I previously lived at 123 Debt Mountain Road, Broke Town, ZZ1 1ZZ between April 1998 to September 2011.

Yours sincerely

Mr Debt Free

The addresses of the credit reference agencies are:

Equifax Ltd
Credit File Advice Centre
PO Box 1140
Bradford
BD1 5US
0844 335 0550
http://www.equifax.co.uk

Callcredit Plc
Consumer Services Team
PO Box 491
Leeds
LS3 1WZ
0870 060 1414
http://www.callcredit.co.uk

Experian Ltd
Customer Support Centre
PO Box 8000
Nottingham
NG80 7WF
0844 481 8000
http://www.experian.co.uk

You should keep a copy of your letter and you may want to send it by recorded delivery. Unless the agency needs more information, they have seven working days from receiving your letter to provide you with a copy of your file.

Sometimes the credit reference agencies need more information from you before they can send you your file. For example, they may need proof of your name and address from a utility bill or bank statement.

This is important to make sure that no one else gets your file by mistake or to check that no one else has fraudulently applied for your credit reference file. The agencies do not have to send you your file until they get this information.

There is a 4th “SECRET” CRA ….. It is called

National Hunter
PO Box 2756
Stoke-on-Trent
Staffordshire
ST6 9AQ

http://www.nhunter.co.uk

You will have to make a (SAR) Subject Access Request to them and it costs £10

National Hunter is solely concerned with preventing fraud. Unlike credit reference agencies, we do not hold any credit scoring records, credit histories, copies of County Court Judgements (CCJs) or electoral roll information.
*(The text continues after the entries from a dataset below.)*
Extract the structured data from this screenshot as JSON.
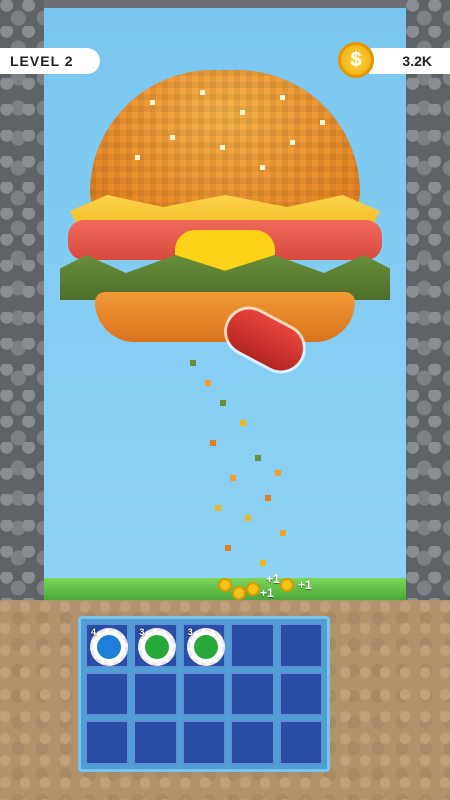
{
  "hud": {
    "level_label": "LEVEL  2",
    "coins": "3.2K",
    "coin_symbol": "$"
  },
  "popups": [
    "+1",
    "+1",
    "+1"
  ],
  "inventory": {
    "cells": [
      {
        "color": "#1f7fd6",
        "level": "4"
      },
      {
        "color": "#29a83a",
        "level": "3"
      },
      {
        "color": "#29a83a",
        "level": "3"
      }
    ]
  },
  "colors": {
    "sky": "#79c6f0",
    "grass": "#4aa83a",
    "grid_bg": "#4d9fd4",
    "cell_bg": "#2a4ea6"
  }
}
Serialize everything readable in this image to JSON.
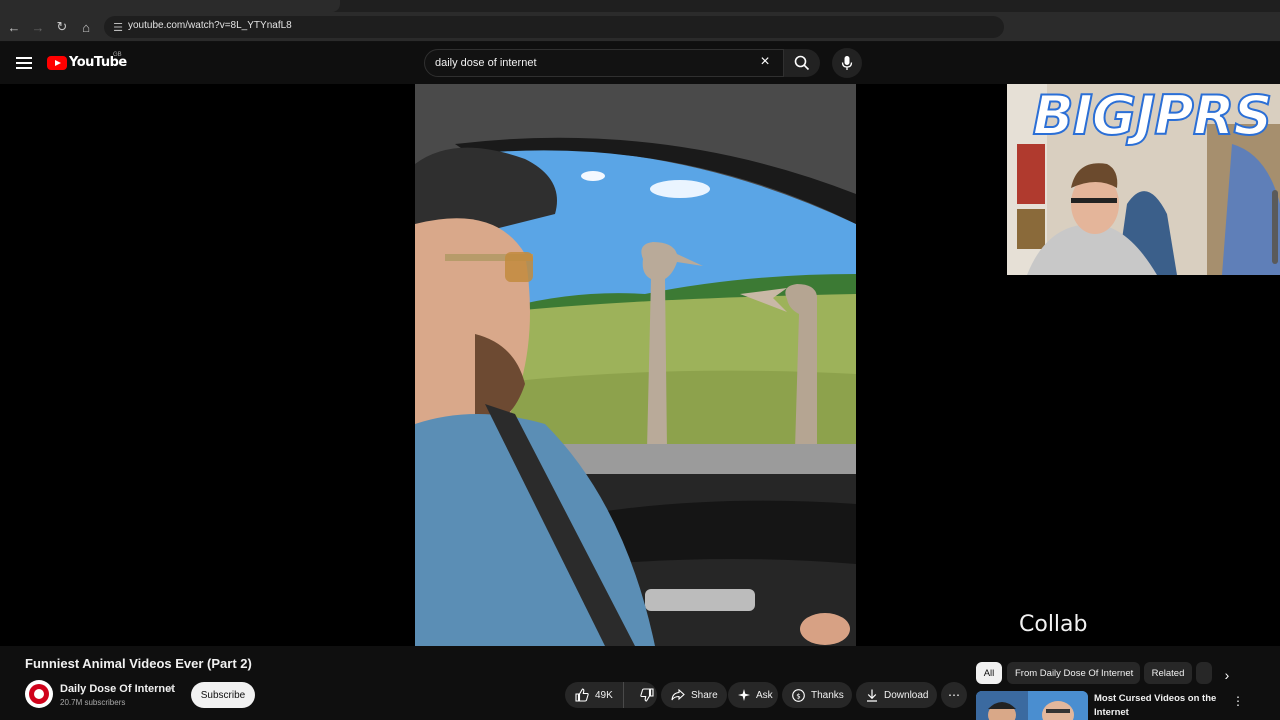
{
  "browser": {
    "url": "youtube.com/watch?v=8L_YTYnafL8",
    "nav_icons": [
      "back-icon",
      "forward-icon",
      "reload-icon",
      "home-icon"
    ]
  },
  "masthead": {
    "logo_text": "YouTube",
    "country_code": "GB",
    "search_query": "daily dose of internet",
    "brand_color": "#ff0000"
  },
  "player": {
    "overlay_caption": "Collab",
    "webcam_overlay_text": "BIGJPRS"
  },
  "video": {
    "title": "Funniest Animal Videos Ever (Part 2)",
    "channel_name": "Daily Dose Of Internet",
    "subscribers": "20.7M subscribers",
    "subscribe_label": "Subscribe",
    "like_count": "49K",
    "actions": {
      "share": "Share",
      "ask": "Ask",
      "thanks": "Thanks",
      "download": "Download"
    }
  },
  "related": {
    "chips": [
      "All",
      "From Daily Dose Of Internet",
      "Related"
    ],
    "active_chip": "All",
    "first_title": "Most Cursed Videos on the Internet"
  }
}
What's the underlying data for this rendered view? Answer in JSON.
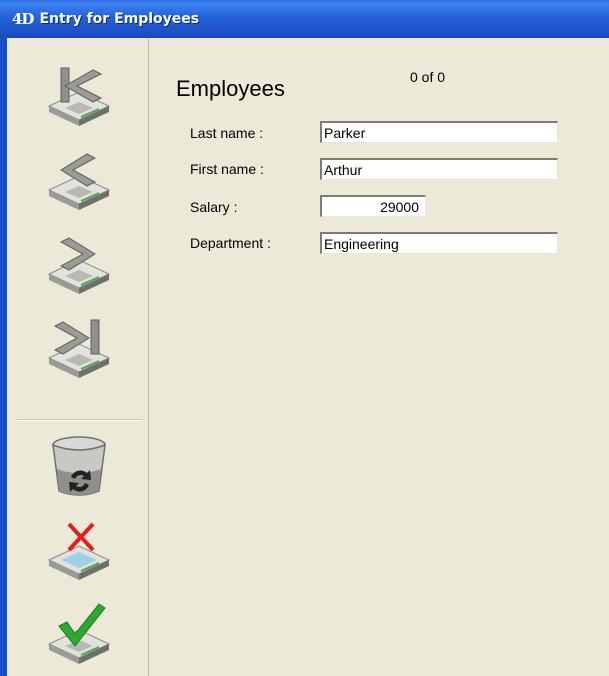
{
  "window": {
    "app_logo": "4D",
    "title": "Entry for Employees"
  },
  "toolbar": {
    "buttons": [
      {
        "name": "first-record",
        "icon": "first-record-icon"
      },
      {
        "name": "previous-record",
        "icon": "previous-record-icon"
      },
      {
        "name": "next-record",
        "icon": "next-record-icon"
      },
      {
        "name": "last-record",
        "icon": "last-record-icon"
      },
      {
        "name": "delete-record",
        "icon": "trash-icon"
      },
      {
        "name": "cancel",
        "icon": "cancel-icon"
      },
      {
        "name": "accept",
        "icon": "accept-icon"
      }
    ]
  },
  "form": {
    "table_name": "Employees",
    "record_counter": "0 of 0",
    "fields": {
      "last_name": {
        "label": "Last name :",
        "value": "Parker"
      },
      "first_name": {
        "label": "First name :",
        "value": "Arthur"
      },
      "salary": {
        "label": "Salary :",
        "value": "29000"
      },
      "department": {
        "label": "Department :",
        "value": "Engineering"
      }
    }
  },
  "colors": {
    "titlebar": "#2462d8",
    "background": "#ece9d8",
    "accept_check": "#2fa82f",
    "cancel_x": "#e0201a"
  }
}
The information held on our system consists solely of the information provided by you when you apply for a financial product from an organisation who submits data to us. We do not hold any credit scoring records, credit histories, information concerning County Court Judgements (CCJs) or bankruptcies, nor do we store Electoral Roll information.

The application information we hold is used to help financial organisations concerned determine whether the information contained within the application form is accurate. If it is not accurate, this could be because the person making the application is attempting to commit fraud, or it could be that someone is attempting to impersonate an innocent person.

If you are experiencing problems obtaining credit, then we recommend that you first obtain a copy of your credit file from the three credit reference agencies.

williams2583 replied:

Sound advice to me,they are bullshiting.

robbie bc replied:

tyvm for the replys guys, I will need to read thro a couple of times as its so much to take in lol i’m a chef by trade for a reason =)

peaceman replied:

Howard & Co are a piece of piss to get shot of.

Notice how they don’t sign their letters off with the signature of a named person. Therefore the letter cannot be used as evidence in court.

Click on the link to see how I dealt with them when they tried to take me to court.

viewtopic.php?t=31099

Hope this is helpful.

stoneybroke replied:

im a chef by trade to I know what ya mean 😕 😎